───── SOURCE INFORMATION

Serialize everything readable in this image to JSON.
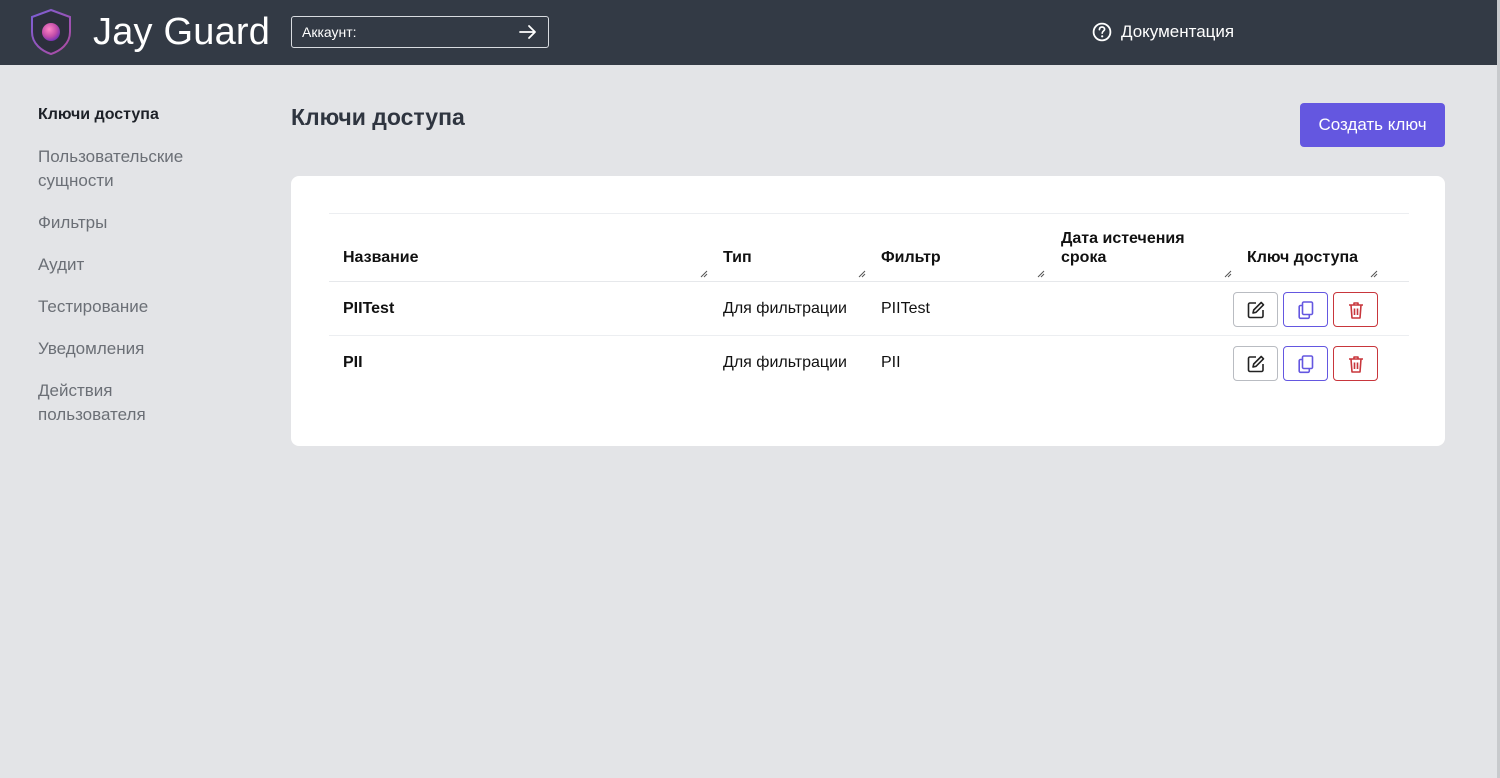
{
  "header": {
    "app_title": "Jay Guard",
    "account_label": "Аккаунт:",
    "docs_label": "Документация"
  },
  "sidebar": {
    "items": [
      {
        "label": "Ключи доступа",
        "active": true
      },
      {
        "label": "Пользовательские сущности",
        "active": false
      },
      {
        "label": "Фильтры",
        "active": false
      },
      {
        "label": "Аудит",
        "active": false
      },
      {
        "label": "Тестирование",
        "active": false
      },
      {
        "label": "Уведомления",
        "active": false
      },
      {
        "label": "Действия пользователя",
        "active": false
      }
    ]
  },
  "main": {
    "title": "Ключи доступа",
    "create_button": "Создать ключ"
  },
  "table": {
    "columns": [
      "Название",
      "Тип",
      "Фильтр",
      "Дата истечения срока",
      "Ключ доступа"
    ],
    "rows": [
      {
        "name": "PIITest",
        "type": "Для фильтрации",
        "filter": "PIITest",
        "expires": ""
      },
      {
        "name": "PII",
        "type": "Для фильтрации",
        "filter": "PII",
        "expires": ""
      }
    ]
  },
  "colors": {
    "topbar": "#333a45",
    "background": "#e3e4e7",
    "accent": "#6457e0",
    "danger": "#c8363c"
  },
  "icons": [
    "shield-logo-icon",
    "arrow-right-icon",
    "help-circle-icon",
    "edit-icon",
    "copy-icon",
    "trash-icon",
    "resize-grip-icon"
  ]
}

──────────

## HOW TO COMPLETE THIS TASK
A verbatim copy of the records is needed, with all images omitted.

## ANSWER FOR THE TASK
Serialize everything readable in this image to JSON.
{
  "header": {
    "app_title": "Jay Guard",
    "account_label": "Аккаунт:",
    "docs_label": "Документация"
  },
  "sidebar": {
    "items": [
      {
        "label": "Ключи доступа",
        "active": true
      },
      {
        "label": "Пользовательские сущности",
        "active": false
      },
      {
        "label": "Фильтры",
        "active": false
      },
      {
        "label": "Аудит",
        "active": false
      },
      {
        "label": "Тестирование",
        "active": false
      },
      {
        "label": "Уведомления",
        "active": false
      },
      {
        "label": "Действия пользователя",
        "active": false
      }
    ]
  },
  "main": {
    "title": "Ключи доступа",
    "create_button": "Создать ключ"
  },
  "table": {
    "columns": [
      "Название",
      "Тип",
      "Фильтр",
      "Дата истечения срока",
      "Ключ доступа"
    ],
    "rows": [
      {
        "name": "PIITest",
        "type": "Для фильтрации",
        "filter": "PIITest",
        "expires": ""
      },
      {
        "name": "PII",
        "type": "Для фильтрации",
        "filter": "PII",
        "expires": ""
      }
    ]
  },
  "colors": {
    "topbar": "#333a45",
    "background": "#e3e4e7",
    "accent": "#6457e0",
    "danger": "#c8363c"
  },
  "icons": [
    "shield-logo-icon",
    "arrow-right-icon",
    "help-circle-icon",
    "edit-icon",
    "copy-icon",
    "trash-icon",
    "resize-grip-icon"
  ]
}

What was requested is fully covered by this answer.